United States — At the end of 2013, an estimated 1.2 million persons in the United States were living with HIV infection. In 2013, there were an estimated 47,352 new HIV diagnoses, or 15 diagnoses per 100,000 persons. In the mid-to-late 1990s, advances in HIV treatments slowed the progression of HIV infection to AIDS and led to dramatic decreases in deaths among persons with AIDS living in the United States. Certain racial and ethnic minorities in the United States have a disproportionately high rate of HIV infection. In 2012, the rate of new HIV diagnoses was higher than average among African-Americans, Latinos, and individuals of multiple races at approximately 56, 19, and 17 infections per 100,000 persons, respectively. Reported rates of HIV infection in non-Hispanic black females are 19 times higher than rates among non-Hispanic white females. Black men who have sex with men (MSM) have a threefold greater odds of being HIV-infected than MSM of other races.
Human Immunodeficiency Virus (HIV) in Europe
Europe — By the end of 2013, there were 1.7 million HIV infections in the World Health Organization (WHO) European Region, which includes Russia. In that year, there were 136,235 new HIV diagnoses reported (rate of 15.7 per 100,000 persons). This rate of new diagnoses represents an 80 percent increase compared with the rate in 2004. This increase is mainly due to increasingly high rates in eastern Europe, which was substantially higher than in western Europe (41.2 versus 2.2 new diagnoses per 100,000 persons, respectively). The highest rates were in Russia, Ukraine, and Estonia (55.6, 39.4, and 24.6 new diagnoses per 100,000 persons, respectively). The predominant mode of transmission for new diagnoses differed by region. In western and central Europe, sexual transmission among MSM was the most common route, followed by heterosexual transmission. In contrast, in eastern Europe, heterosexual contact accounted for the most new diagnoses, followed by injection drug use.
Treatment of Human Immunodeficiency Virus (HIV)
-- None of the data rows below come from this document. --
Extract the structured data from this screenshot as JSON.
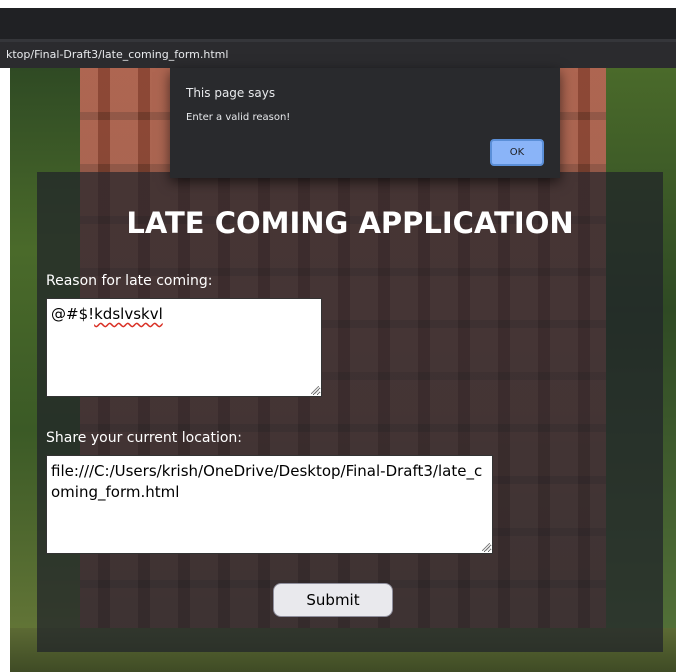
{
  "browser": {
    "address": "ktop/Final-Draft3/late_coming_form.html"
  },
  "form": {
    "title": "LATE COMING APPLICATION",
    "reason_label": "Reason for late coming:",
    "reason_value_plain": "@#$!",
    "reason_value_misspelled": "kdslvskvl",
    "location_label": "Share your current location:",
    "location_value": "file:///C:/Users/krish/OneDrive/Desktop/Final-Draft3/late_coming_form.html",
    "submit_label": "Submit"
  },
  "alert": {
    "title": "This page says",
    "message": "Enter a valid reason!",
    "ok_label": "OK"
  },
  "colors": {
    "chrome": "#202124",
    "dialog": "#292a2d",
    "ok_button": "#8ab4f8",
    "card_overlay": "rgba(32,34,42,0.72)"
  }
}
Marked advances in HIV antiretroviral therapy (ART) have resulted in significant changes in the survival rate and quality of life of HIV-infected individuals. Improving delivery of ART in resource-limited countries has been a primary focus of international efforts to combat the HIV epidemic. However, despite the advances in ART provision in such settings, a large proportion of HIV-infected patients still do not have access to or are otherwise not receiving ART. Additionally, a moderate failure rate and risk of adverse events leaves a portion of the population unable to receive adequate care.